California provides access to public records through the State of California Department of Justice., (DOJ), Office of the Attorney General. Through their website you can access information on:
In order to view criminal histories you must fill out an application and get clearance.
For other records, you must provide information about the records that you need, being as specific as possible about the record. Then the department of justice has 10 days to get back to you with the record, or to let you know if there is a problem.
If the records you need are with the Superior Court, or are under a local jurisdiction you won't be able to access them through the Department of Justice. In this case you must apply to the court that has jurisdiction over the case. If you know the court that holds the records, you can walk in and request them in person.
The California DOJ guidelines give the public the ability to view and copy records of interest. There is a fee for copying the records.
To request public records in the most efficient manner:
Your identification won't be required for viewing public records unless you have to enter a part of the building that requires increased security measures.
There are some records that are not accessible by the public. These include:
If you are unsure of just what records you need talk to the Ombudsman listed above.
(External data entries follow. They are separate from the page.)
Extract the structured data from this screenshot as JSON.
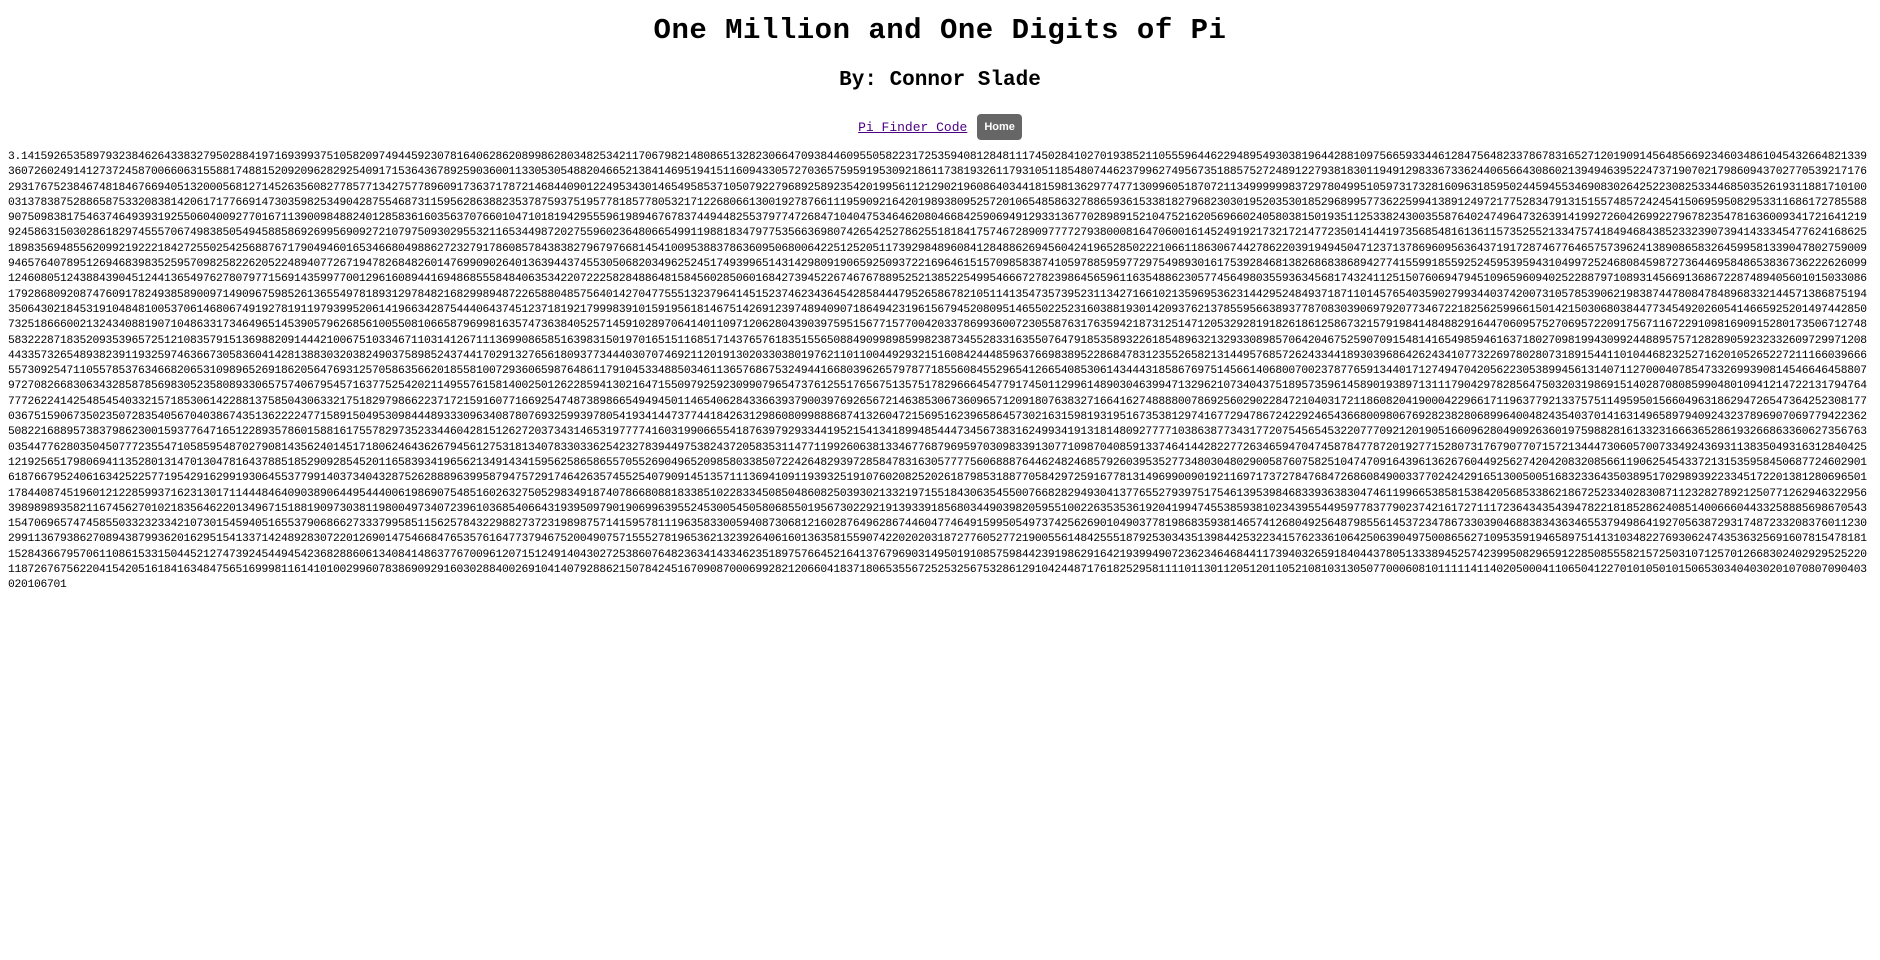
{
  "page": {
    "title": "One Million and One Digits of Pi",
    "subtitle": "By: Connor Slade"
  },
  "nav": {
    "link_label": "Pi Finder Code",
    "home_label": "Home"
  },
  "pi_digits": "3.14159265358979323846264338327950288419716939937510582097494459230781640628620899862803482534211706798214808651328230664709384460955058223172535940812848111745028410270193852110555964462294895493038196442881097566593344612847564823378678316527120190914564856692346034861045432664821339360726024914127372458700660631558817488152092096282925409171536436789259036001133053054882046652138414695194151160943305727036575959195309218611738193261179310511854807446237996274956735188575272489122793818301194912983367336244065664308602139494639522473719070217986094370277053921717629317675238467481846766940513200056812714526356082778577134275778960917363717872146844090122495343014654958537105079227968925892354201995611212902196086403441815981362977477130996051870721134999999837297804995105973173281609631859502445945534690830264252230825334468503526193118817101000313783875288658753320838142061717766914730359825349042875546873115956286388235378759375195778185778053217122680661300192787661119590921642019893809525720106548586327886593615338182796823030195203530185296899577362259941389124972177528347913151557485724245415069595082953311686172785588907509838175463746493931925506040092770167113900984882401285836160356370766010471018194295559619894676783744944825537977472684710404753464620804668425906949129331367702898915210475216205696602405803815019351125338243003558764024749647326391419927260426992279678235478163600934172164121992458631503028618297455570674983850549458858692699569092721079750930295532116534498720275596023648066549911988183479775356636980742654252786255181841757467289097777279380008164706001614524919217321721477235014144197356854816136115735255213347574184946843852332390739414333454776241686251898356948556209921922218427255025425688767179049460165346680498862723279178608578438382796797668145410095388378636095068006422512520511739298489608412848862694560424196528502221066118630674427862203919494504712371378696095636437191728746776465757396241389086583264599581339047802759009946576407895126946839835259570982582262052248940772671947826848260147699090264013639443745530506820349625245174939965143142980919065925093722169646151570985838741059788595977297549893016175392846813826868386894277415599185592524595395943104997252468084598727364469584865383673622262609912460805124388439045124413654976278079771569143599770012961608944169486855584840635342207222582848864815845602850601684273945226746767889525213852254995466672782398645659611635488623057745649803559363456817432411251507606947945109659609402522887971089314566913686722874894056010150330861792868092087476091782493858900971490967598526136554978189312978482168299894872265880485756401427047755513237964145152374623436454285844479526586782105114135473573952311342716610213596953623144295248493718711014576540359027993440374200731057853906219838744780847848968332144571386875194350643021845319104848100537061468067491927819119793995206141966342875444064374512371819217999839101591956181467514269123974894090718649423196156794520809514655022523160388193014209376213785595663893778708303906979207734672218256259966150142150306803844773454920260541466592520149744285073251866600213243408819071048633173464965145390579626856100550810665879699816357473638405257145910289706414011097120628043903975951567715770042033786993600723055876317635942187312514712053292819182618612586732157919841484882916447060957527069572209175671167229109816909152801735067127485832228718352093539657251210835791513698820914442100675103346711031412671113699086585163983150197016515116851714376576183515565088490998985998238734552833163550764791853589322618548963213293308985706420467525907091548141654985946163718027098199430992448895757128289059232332609729971208443357326548938239119325974636673058360414281388303203824903758985243744170291327656180937734440307074692112019130203303801976211011004492932151608424448596376698389522868478312355265821314495768572624334418930396864262434107732269780280731891544110104468232527162010526522721116603966655730925471105578537634668206531098965269186205647693125705863566201855810072936065987648611791045334885034611365768675324944166803962657978771855608455296541266540853061434443185867697514566140680070023787765913440171274947042056223053899456131407112700040785473326993908145466464588079727082668306343285878569830523580893306575740679545716377525420211495576158140025012622859413021647155097925923099079654737612551765675135751782966645477917450112996148903046399471329621073404375189573596145890193897131117904297828564750320319869151402870808599048010941214722131794764777262241425485454033215718530614228813758504306332175182979866223717215916077166925474873898665494945011465406284336639379003976926567214638530673609657120918076383271664162748888007869256029022847210403172118608204190004229661711963779213375751149595015660496318629472654736425230817703675159067350235072835405670403867435136222247715891504953098444893330963408780769325993978054193414473774418426312986080998886874132604721569516239658645730216315981931951673538129741677294786724229246543668009806769282382806899640048243540370141631496589794092432378969070697794223625082216889573837986230015937764716512289357860158816175578297352334460428151262720373431465319777741603199066554187639792933441952154134189948544473456738316249934191318148092777710386387734317720754565453220777092120190516609628049092636019759882816133231666365286193266863360627356763035447762803504507772355471058595487027908143562401451718062464362679456127531813407833033625423278394497538243720583531147711992606381334677687969597030983391307710987040859133746414428227726346594704745878477872019277152807317679077071572134447306057007334924369311383504931631284042512192565179806941135280131470130478164378851852909285452011658393419656213491434159562586586557055269049652098580338507224264829397285847831630577775606888764462482468579260395352773480304802900587607582510474709164396136267604492562742042083208566119062545433721315359584506877246029016187667952406163425225771954291629919306455377991403734043287526288896399587947572917464263574552540790914513571113694109119393251910760208252026187985318877058429725916778131496990090192116971737278476847268608490033770242429165130050051683233643503895170298939223345172201381280696501178440874519601212285993716231301711444846409038906449544400619869075485160263275052983491874078668088183385102283345085048608250393021332197155184306354550076682829493041377655279397517546139539846833936383047461199665385815384205685338621867252334028308711232827892125077126294632295639898989358211674562701021835646220134967151881909730381198004973407239610368540664319395097901906996395524530054505806855019567302292191393391856803449039820595510022635353619204199474553859381023439554495977837790237421617271117236434354394782218185286240851400666044332588856986705431547069657474585503323233421073015459405165537906866273337995851156257843229882737231989875714159578111963583300594087306812160287649628674460477464915995054973742562690104903778198683593814657412680492564879855614537234786733039046883834363465537949864192705638729317487233208376011230299113679386270894387993620162951541337142489283072201269014754668476535761647737946752004907571555278196536213239264061601363581559074220202031872776052772190055614842555187925303435139844253223415762336106425063904975008656271095359194658975141310348227693062474353632569160781547818115284366795706110861533150445212747392454494542368288606134084148637767009612071512491404302725386076482363414334623518975766452164137679690314950191085759844239198629164219399490723623464684411739403265918404437805133389452574239950829659122850855582157250310712570126683024029295252201187267675622041542051618416348475651699981161410100299607838690929160302884002691041407928862150784245167090870006992821206604183718065355672525325675328612910424487176182529581111011301120512011052108103130507700060810111114114020500041106504122701010501015065303404030201070807090403020106701",
  "colors": {
    "link": "#4b0082",
    "home_button_bg": "#666666",
    "home_button_text": "#ffffff"
  }
}
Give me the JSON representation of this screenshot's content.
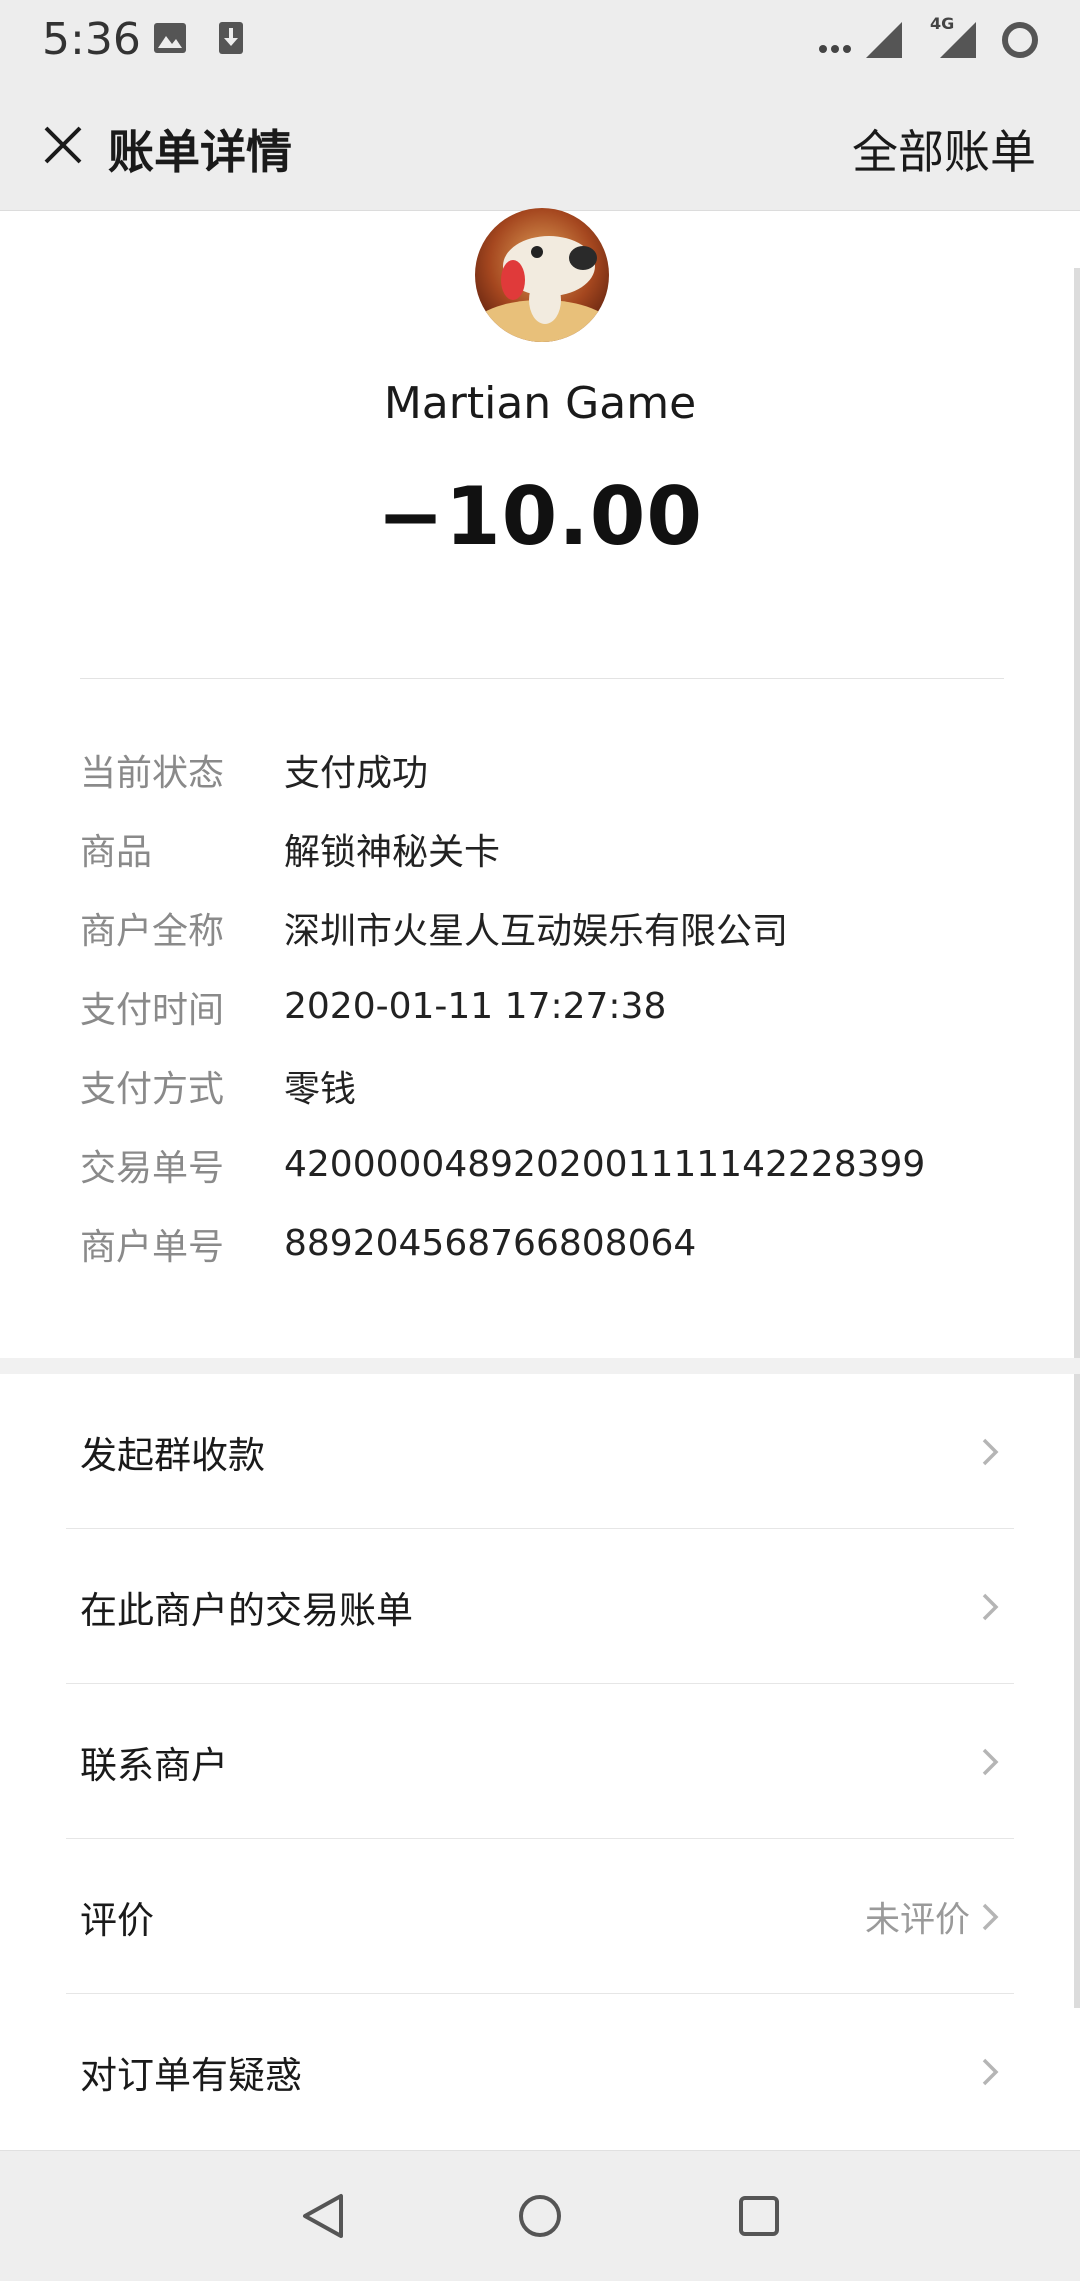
{
  "status_bar": {
    "time": "5:36",
    "icons": [
      "image-icon",
      "download-icon",
      "more-dots-icon",
      "signal-icon",
      "network-4g-icon",
      "battery-ring-icon"
    ],
    "network_label": "4G"
  },
  "app_bar": {
    "title": "账单详情",
    "right_action": "全部账单"
  },
  "header": {
    "merchant_name": "Martian Game",
    "amount": "−10.00"
  },
  "details": [
    {
      "label": "当前状态",
      "value": "支付成功"
    },
    {
      "label": "商品",
      "value": "解锁神秘关卡"
    },
    {
      "label": "商户全称",
      "value": "深圳市火星人互动娱乐有限公司"
    },
    {
      "label": "支付时间",
      "value": "2020-01-11 17:27:38"
    },
    {
      "label": "支付方式",
      "value": "零钱"
    },
    {
      "label": "交易单号",
      "value": "4200000489202001111142228399"
    },
    {
      "label": "商户单号",
      "value": "889204568766808064"
    }
  ],
  "menu": [
    {
      "label": "发起群收款",
      "right": ""
    },
    {
      "label": "在此商户的交易账单",
      "right": ""
    },
    {
      "label": "联系商户",
      "right": ""
    },
    {
      "label": "评价",
      "right": "未评价"
    },
    {
      "label": "对订单有疑惑",
      "right": ""
    }
  ],
  "colors": {
    "bar_background": "#ededed",
    "label_gray": "#8a8a8a",
    "text": "#1a1a1a"
  }
}
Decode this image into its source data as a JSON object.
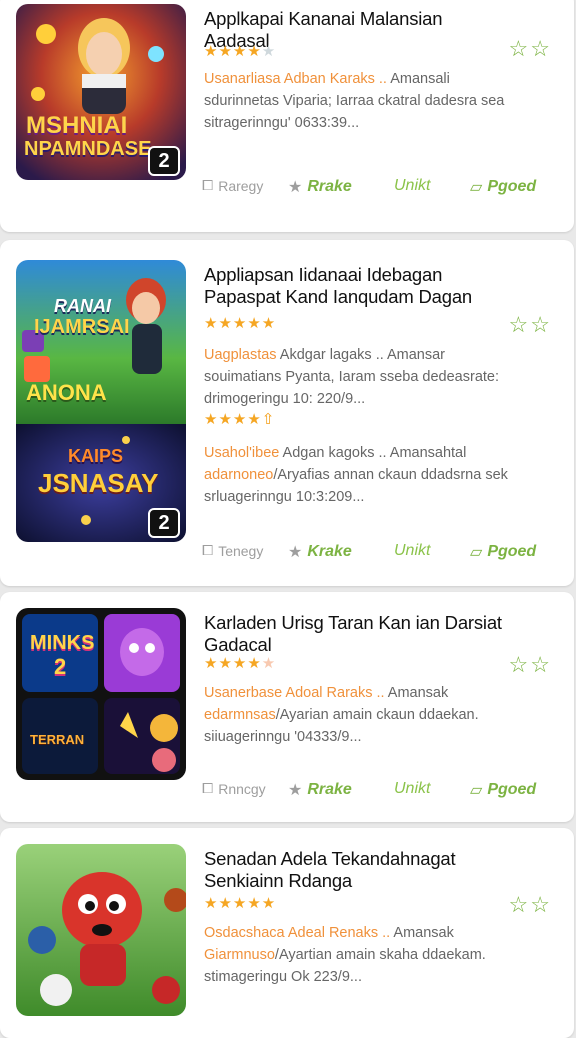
{
  "cards": [
    {
      "title": "Applkapai Kananai Malansian Aadasal",
      "thumb_text": [
        "MSHNIAI",
        "NPAMNDASE",
        "2"
      ],
      "rating": 4,
      "desc": [
        {
          "accent": "Usanarliasa Adban Karaks ..",
          "text": " Amansali"
        },
        {
          "accent": "",
          "text": "sdurinnetas Viparia; Iarraa ckatral dadesra sea"
        },
        {
          "accent": "",
          "text": "sitragerinngu' 0633:39..."
        }
      ],
      "actions": {
        "a": "Raregy",
        "b": "Rrake",
        "c": "Unikt",
        "d": "Pgoed"
      }
    },
    {
      "title": "Appliapsan Iidanaai Idebagan Papaspat Kand Ianqudam Dagan",
      "thumb_text": [
        "RANAI",
        "IJAMRSAI",
        "ANONA",
        "KAIPS",
        "JSNASAY",
        "2"
      ],
      "rating": 5,
      "rating2": 4,
      "desc": [
        {
          "accent": "Uagplastas",
          "text": " Akdgar lagaks .. Amansar"
        },
        {
          "accent": "",
          "text": "souimatians Pyanta, Iaram sseba dedeasrate:"
        },
        {
          "accent": "",
          "text": "drimogeringu 10: 220/9..."
        }
      ],
      "desc2": [
        {
          "accent": "Usahol'ibee",
          "text": " Adgan kagoks .. Amansahtal"
        },
        {
          "accent": "adarnoneo",
          "text": "/Aryafias annan ckaun ddadsrna sek"
        },
        {
          "accent": "",
          "text": "srluagerinngu 10:3:209..."
        }
      ],
      "actions": {
        "a": "Tenegy",
        "b": "Krake",
        "c": "Unikt",
        "d": "Pgoed"
      }
    },
    {
      "title": "Karladen Urisg Taran Kan ian Darsiat Gadacal",
      "thumb_text": [
        "MINKS",
        "2",
        "TERRAN"
      ],
      "rating": 4,
      "desc": [
        {
          "accent": "Usanerbase Adoal Raraks ..",
          "text": " Amansak"
        },
        {
          "accent": "edarmnsas",
          "text": "/Ayarian amain ckaun ddaekan."
        },
        {
          "accent": "",
          "text": "siiuagerinngu '04333/9..."
        }
      ],
      "actions": {
        "a": "Rnncgy",
        "b": "Rrake",
        "c": "Unikt",
        "d": "Pgoed"
      }
    },
    {
      "title": "Senadan Adela Tekandahnagat Senkiainn Rdanga",
      "thumb_text": [],
      "rating": 5,
      "desc": [
        {
          "accent": "Osdacshaca Adeal Renaks ..",
          "text": " Amansak"
        },
        {
          "accent": "Giarmnuso",
          "text": "/Ayartian amain skaha ddaekam."
        },
        {
          "accent": "",
          "text": "stimageringu Ok 223/9..."
        }
      ],
      "actions": {
        "a": "",
        "b": "",
        "c": "",
        "d": ""
      }
    }
  ],
  "colors": {
    "accent": "#f0913b",
    "green": "#7cb342",
    "star": "#f5a623"
  }
}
They can help you figure out what you need and provide information on how or where to find it.
Access to California public records is a basic right to all residents of California. These records are free, so go directly to the source. If you run an internet search for public records you will find many sites that will charge you for getting the records that are free through the right channels.
To lookup California public records information, contact:California Office of the Attorney General
As a resident of the state, you have the right to be able to perform a California public records search. The state Office of the Attorney General contains public information with regards to your criminal background using your fingerprints, for many different purposes from everything from employment to certification and licensing.
The California Public Records Act is a series of laws, under Statues 6250-6270 of the California Legislative Law, that guarantee the right of access of the public to public records in California. Under these statues, the California public records, called "writings" are defined as "any handwriting, typewriting, printing, photostating, photographing, photocopying, transmitting by electronic mail or facsimile, and every other means of recording upon any tangible thing any form of communication or representation, including letters, words, pictures, sounds, or symbols, or combinations thereof, and any record thereby created, regardless of the manner in which the record has been stored."
The Legislature of California has further found that access to public records in California "concerning the conduct of the people's business is a fundamental and necessary right of every person in this state". The public records in California are open to inspection during office hours and a governmental agency has 10 days from receipt of a request in which to comply.